Nanoparticles (NPs) are known to interfere with many high throughput cell viability and cell proliferation assays, which complicates the assessment of their potential toxic effects. The aim of this study was to compare viability and proliferation results for colloidal silica (SiO2 NP; 7 nm) in the RAW 264.7 mouse macrophage cell line using three different techniques: plate-based assays, flow cytometry analysis, and Coulter counter assays. Our data indicate that CellTiter-Blue, XTT (2, 3-bis [2-methoxy-4-nitro-5-sulfophenyl]-2H-tetrazolium-5-carboxanilide) and CyQuant plate-based assays show increased values over control at low SiO2 NPs concentrations (0.001-0.01 g/L). SiO2 NPs show little to no interference with flow cytometry and Coulter Counter assays, which were not only more reliable in determining cell viability and proliferation at low concentration in vitro, but also identified changes in cell granularity and size that were not captured by the plate-based assays. At high SiO2 NP concentrations (1 g/L) all techniques indicated cytotoxicity. In conclusion, flow cytometry and Coulter counter identified new cellular features and flow cytometry offered more flexibility in analyzing the viability and proliferation profile of SiO2 NP-treated RAW 264.7 cells.
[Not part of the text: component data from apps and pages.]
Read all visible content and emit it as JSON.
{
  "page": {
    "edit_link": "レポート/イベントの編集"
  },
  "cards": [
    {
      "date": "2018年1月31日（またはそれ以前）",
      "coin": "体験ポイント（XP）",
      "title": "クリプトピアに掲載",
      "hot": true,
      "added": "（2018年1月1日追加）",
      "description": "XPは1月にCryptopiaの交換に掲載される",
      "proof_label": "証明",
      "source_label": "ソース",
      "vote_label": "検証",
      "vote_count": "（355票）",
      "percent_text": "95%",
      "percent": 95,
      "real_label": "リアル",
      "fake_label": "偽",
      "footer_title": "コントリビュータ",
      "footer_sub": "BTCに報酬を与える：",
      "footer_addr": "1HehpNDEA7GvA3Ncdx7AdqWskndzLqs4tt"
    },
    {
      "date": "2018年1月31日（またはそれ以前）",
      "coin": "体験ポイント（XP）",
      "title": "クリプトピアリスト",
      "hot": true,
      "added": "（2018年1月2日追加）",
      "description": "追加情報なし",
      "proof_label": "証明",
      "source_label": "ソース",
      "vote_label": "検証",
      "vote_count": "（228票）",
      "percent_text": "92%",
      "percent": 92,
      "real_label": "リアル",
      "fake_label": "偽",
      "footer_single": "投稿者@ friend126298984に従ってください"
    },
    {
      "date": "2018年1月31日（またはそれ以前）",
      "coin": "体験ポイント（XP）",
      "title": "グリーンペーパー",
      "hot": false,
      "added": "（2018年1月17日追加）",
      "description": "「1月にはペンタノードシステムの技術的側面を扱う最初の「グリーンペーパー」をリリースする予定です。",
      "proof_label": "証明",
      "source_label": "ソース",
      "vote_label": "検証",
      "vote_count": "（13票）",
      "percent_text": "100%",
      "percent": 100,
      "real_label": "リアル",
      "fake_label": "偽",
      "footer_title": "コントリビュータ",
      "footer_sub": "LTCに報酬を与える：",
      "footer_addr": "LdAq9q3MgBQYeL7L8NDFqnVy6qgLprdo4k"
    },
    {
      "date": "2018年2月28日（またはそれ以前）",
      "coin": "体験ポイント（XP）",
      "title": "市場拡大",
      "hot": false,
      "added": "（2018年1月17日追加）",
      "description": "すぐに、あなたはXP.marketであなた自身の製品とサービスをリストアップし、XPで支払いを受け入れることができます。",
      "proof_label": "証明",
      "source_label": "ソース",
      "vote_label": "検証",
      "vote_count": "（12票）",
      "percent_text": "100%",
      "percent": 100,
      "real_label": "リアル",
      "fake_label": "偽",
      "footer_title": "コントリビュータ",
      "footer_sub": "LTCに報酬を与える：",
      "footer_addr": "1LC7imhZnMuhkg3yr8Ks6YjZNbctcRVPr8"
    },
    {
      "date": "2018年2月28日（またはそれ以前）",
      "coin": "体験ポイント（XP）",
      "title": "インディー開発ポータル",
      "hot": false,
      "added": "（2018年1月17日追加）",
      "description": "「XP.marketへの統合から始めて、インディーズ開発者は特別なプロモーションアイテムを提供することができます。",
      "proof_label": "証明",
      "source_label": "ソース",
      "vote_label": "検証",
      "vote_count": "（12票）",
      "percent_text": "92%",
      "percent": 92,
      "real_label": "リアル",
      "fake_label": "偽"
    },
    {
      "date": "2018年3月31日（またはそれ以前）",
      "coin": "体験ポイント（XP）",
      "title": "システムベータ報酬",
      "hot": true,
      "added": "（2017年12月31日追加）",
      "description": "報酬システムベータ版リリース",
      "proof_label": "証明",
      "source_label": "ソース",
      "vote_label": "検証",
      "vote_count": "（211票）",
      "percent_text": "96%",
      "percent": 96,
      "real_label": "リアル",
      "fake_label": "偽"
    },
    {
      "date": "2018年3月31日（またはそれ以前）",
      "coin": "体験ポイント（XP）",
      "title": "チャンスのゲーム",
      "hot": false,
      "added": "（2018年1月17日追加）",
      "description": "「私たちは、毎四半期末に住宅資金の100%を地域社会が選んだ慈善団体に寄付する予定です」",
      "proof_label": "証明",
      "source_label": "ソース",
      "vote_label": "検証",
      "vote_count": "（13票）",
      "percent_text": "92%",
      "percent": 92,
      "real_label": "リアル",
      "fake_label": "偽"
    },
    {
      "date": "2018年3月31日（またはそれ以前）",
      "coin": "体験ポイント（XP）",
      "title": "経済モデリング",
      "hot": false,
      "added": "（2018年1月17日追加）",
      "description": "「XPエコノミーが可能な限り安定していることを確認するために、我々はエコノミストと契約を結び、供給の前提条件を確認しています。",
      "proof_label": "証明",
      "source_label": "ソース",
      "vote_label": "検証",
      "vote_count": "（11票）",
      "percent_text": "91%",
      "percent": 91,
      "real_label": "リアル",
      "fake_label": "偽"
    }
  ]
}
Citation: International Journal of Nanotechnology
Pub Type: Journals
interference, nanoparticle, silica, size, viability